With the new PERM process, the DOL changed the advertising requirements of the Labor Certification process in order to ensure every possibility is given to hire US workers over foreign workers. The employer must conduct the following mandatory recruitment activities no more than 180 days but no less than 30 days prior to the date of submitting the Form ETA-9089:
- Place an advertisemet on “two different Sundays in the newspaper of general circulation”; or if the job is for one with an advanced degree, the employer may place the advertisement in a national professional journal AND in one Sunday edition of the newspaper;
- Place job order with the state job order system for at least 30 days;
- Post an internal job posting with all required information by the DOL for a period of 10 consecutive business days; or give proper notice to bargaining representative if the position is a union position.
If the position offered is a professional position (all EB-2 cases and most EB-3 cases that require a degree), the PERM regulation requires the employer to conduct at least three (3) of the following options during the period mentioned above (except one activity may be within 30 days prior to the date of submission):
- Job fairs;
- Employer’s web site;
- Job search web site other than employer’s;
- On-campus recruiting (usually for no-experienced position);
- Trade or professional organizations;
- Private employment firms;
- An employee referral program, if it includes identifiable incentives;
- A notice of the job opening at a campus placement office, if the job requires a degree but no experience;
- Local and ethnic newspapers, to the extent they are appropriate for the job opportunity;
- Radio and television advertisements
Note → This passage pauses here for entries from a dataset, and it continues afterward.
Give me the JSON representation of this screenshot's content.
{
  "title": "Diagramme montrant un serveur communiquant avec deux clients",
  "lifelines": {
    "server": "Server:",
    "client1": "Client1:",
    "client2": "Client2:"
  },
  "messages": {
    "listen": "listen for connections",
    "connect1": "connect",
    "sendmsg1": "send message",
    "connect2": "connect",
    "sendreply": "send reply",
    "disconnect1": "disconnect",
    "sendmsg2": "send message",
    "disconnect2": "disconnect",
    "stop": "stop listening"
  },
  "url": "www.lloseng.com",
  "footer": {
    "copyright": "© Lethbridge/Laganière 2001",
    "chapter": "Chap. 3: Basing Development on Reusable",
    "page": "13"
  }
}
Though the supporting documents are not submitted at the time of online filing, the employer must keep a full set of all documentation for at least five (5) years from the date of submission and the DOL may begin an audit and investigation at any time
The above requirements may be waived for a tenure-tracked teaching position at a university or college if the position is offered through a competitive selection.
The following factors may have an impact on the outcome of a PERM Labor Certification:
- Employer sponsorship – it is very important to have a cooperative relationship from and with the employer.
- Current status of the U.S. economy on a regional and local level;
- Shortage/surplus of job candidates within the local area;
- Job qualification requirements: nature of the job and whether it requires specialized or basic training.
- Employer's layoff record within the past six months prior to the submission of the PERM application;
- Employer's hiring practices of U.S. workers evidenced by its percentage in relation to its entire workforce;
- Salary offered.
All employment based immigration petitions require that the petitioner-employer is capable to pay the offered salary at the time of filing the PERM Labor Certification and maintain such ability through the immigration petition process until the alien receives permanent resident status.
The employer will be considered to have the ability to pay if any one of the following situations is met:
- By demonstrating that the petitioner paid the beneficiary a salary equal to or greater than the offered salary in all years under consideration (from filing the Form ETA-750 to the filing of the Form I-140)
- By demonstrating that the petitioner’s net income was equal to or greater than the offered salary in all years under consideration;
- By demonstrating that the petitioner’s net current assets were equal to or greater than the offered salary in all years under consideration (Net current assets are the difference between current assets and current liabilities);
Though financial documents are not required during the PERM submission, the USCIS requires financial documents to prove the ability to pay from the date of the submission of the PERM and through the Form I-140 petition process. In some cases, USCIS may further check the employer’s ability to pay during the Form I-485 adjustment status process even after the Form I-140 has been approved.